What are your current areas of research?
Most of my present writings have been in the arena of cardiovascular outcomes research, appropriate use criteria and cardiovascular advocacy.
What advice would you give to young cardiologists?
Despite the present turmoil related to healthcare reform and acute changes in cardiovascular care delivery models, the future for the young cardiovascular specialist is incredibly bright. There is a projected workforce shortage and our aging US population with the retirement age boomer generation tells me there will be terrific job opportunities in the immediate future.

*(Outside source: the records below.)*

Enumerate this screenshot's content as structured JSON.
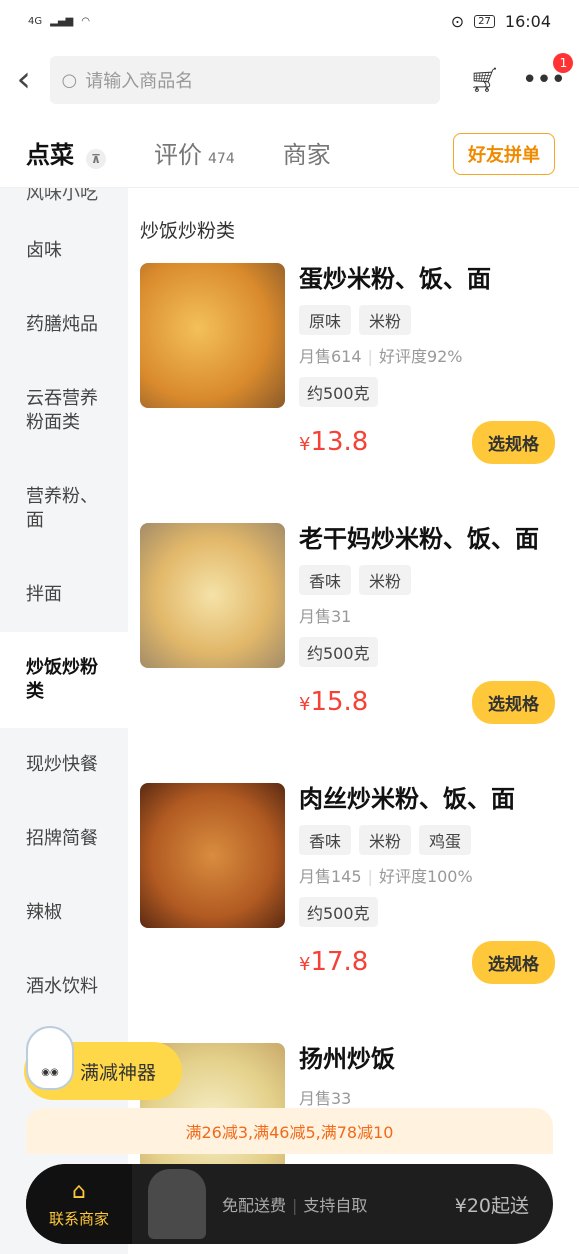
{
  "status_bar": {
    "time": "16:04",
    "battery": "27",
    "network": "4G"
  },
  "header": {
    "search_placeholder": "请输入商品名",
    "notification_count": "1"
  },
  "tabs": [
    {
      "label": "点菜",
      "count": ""
    },
    {
      "label": "评价",
      "count": "474"
    },
    {
      "label": "商家",
      "count": ""
    }
  ],
  "group_order_label": "好友拼单",
  "sidebar": {
    "categories": [
      "风味小吃",
      "卤味",
      "药膳炖品",
      "云吞营养粉面类",
      "营养粉、面",
      "拌面",
      "炒饭炒粉类",
      "现炒快餐",
      "招牌简餐",
      "辣椒",
      "酒水饮料"
    ],
    "active": "炒饭炒粉类"
  },
  "section_title": "炒饭炒粉类",
  "items": [
    {
      "name": "蛋炒米粉、饭、面",
      "tags": [
        "原味",
        "米粉"
      ],
      "sales": "月售614",
      "rating": "好评度92%",
      "weight": "约500克",
      "currency": "¥",
      "price": "13.8",
      "button": "选规格"
    },
    {
      "name": "老干妈炒米粉、饭、面",
      "tags": [
        "香味",
        "米粉"
      ],
      "sales": "月售31",
      "rating": "",
      "weight": "约500克",
      "currency": "¥",
      "price": "15.8",
      "button": "选规格"
    },
    {
      "name": "肉丝炒米粉、饭、面",
      "tags": [
        "香味",
        "米粉",
        "鸡蛋"
      ],
      "sales": "月售145",
      "rating": "好评度100%",
      "weight": "约500克",
      "currency": "¥",
      "price": "17.8",
      "button": "选规格"
    },
    {
      "name": "扬州炒饭",
      "tags": [],
      "sales": "月售33",
      "rating": "",
      "weight": "",
      "currency": "",
      "price": "",
      "button": ""
    }
  ],
  "promo_label": "满减神器",
  "discount_text": "满26减3,满46减5,满78减10",
  "bottom_bar": {
    "contact_label": "联系商家",
    "free_delivery": "免配送费",
    "pickup": "支持自取",
    "min_order": "¥20起送"
  },
  "colors": {
    "accent": "#ffc83a",
    "price": "#f44336",
    "discount": "#f06a1a"
  }
}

The explosion of cardiovascular technology, innovation and new drugs makes this an exciting time to be practicing cardiovascular medicine.
Outside of medicine, what other interests do you have?
I have been a member of the University of San Francisco Master’s Swim team now for over 20 years with my favourite swimming stroke being the 200-yard Butterfly. This event is the only way I can ever win “points for the team” as few people are stupid enough to enter this event. This is a source of some personal pride as for years I more resembled a pithed frog trying to swim the butterfly before developing enough coordination not to drown during the event. I also enjoy drinking fine wines, playing mediocre golf and interacting with my two grandchildren, Violet and Elias.
September 1980 Certified, Internal Medicine
November 1983 Certified, Cardiology
November 1999 Certified, Interventional Cardiology
January 1985 Fellow of the American College of Cardiology
1981–1983 Cardiology Fellowship, UCSF School of Medicine, Moffitt , San Francisco
1980–1981 Chief Medical Resident, UCSF VA Hospital, San Francisco
1977–1980 Internal Medicine Internship and Residency, UCSF Moffitt Hospital
1973–1977 Emory University Medical School, Atlanta, Georgia. Doctor of Medicine. Graduated Summa Cum Laude – First in class
1971–1972 UCLA School of Public Health, Division of Environmental Health,Nutrition Biochemistry, Los Angeles. Masters of Public Health in Nutrition/Biochemistry
1966–1971 Massachusetts Institute of Technology, Cambridge, Massachusetts. Bachelor of Science in Biology
1962–1966 The Peddie School, Hightstown New Jersey
1998–Present Clinical professor of Medicine, UCSF School of Medicine
2009–Present Affiliated faculty, Philip R Lee Institute for Health Policy Studies
1992–1998 Associate clinical professor of Medicine, UCSF School of Medicine
1985–1992 Assistant clinical professor of Medicine, UCSF School of Medicine
1983–1985 Clinical instructor in Medicine, UCSF School of Medicine
2003–Present Regional senior advisor for Cardiovascular Diseases, Northern California Kaiser Permanente
2003–Present Staff cardiologist, Oakland Kaiser Permanente Medical Center
2000–Present Staff cardiologist, Summit Medical Center, Oakland, California
American College of Cardiology (President, 2010–2011)
Society of Cardiovascular Angiography and Intervention
California Chapter, American College of Cardiology
American Heart Association
Alameda County Medical Society
California Medical Association
The California Academy of Medicine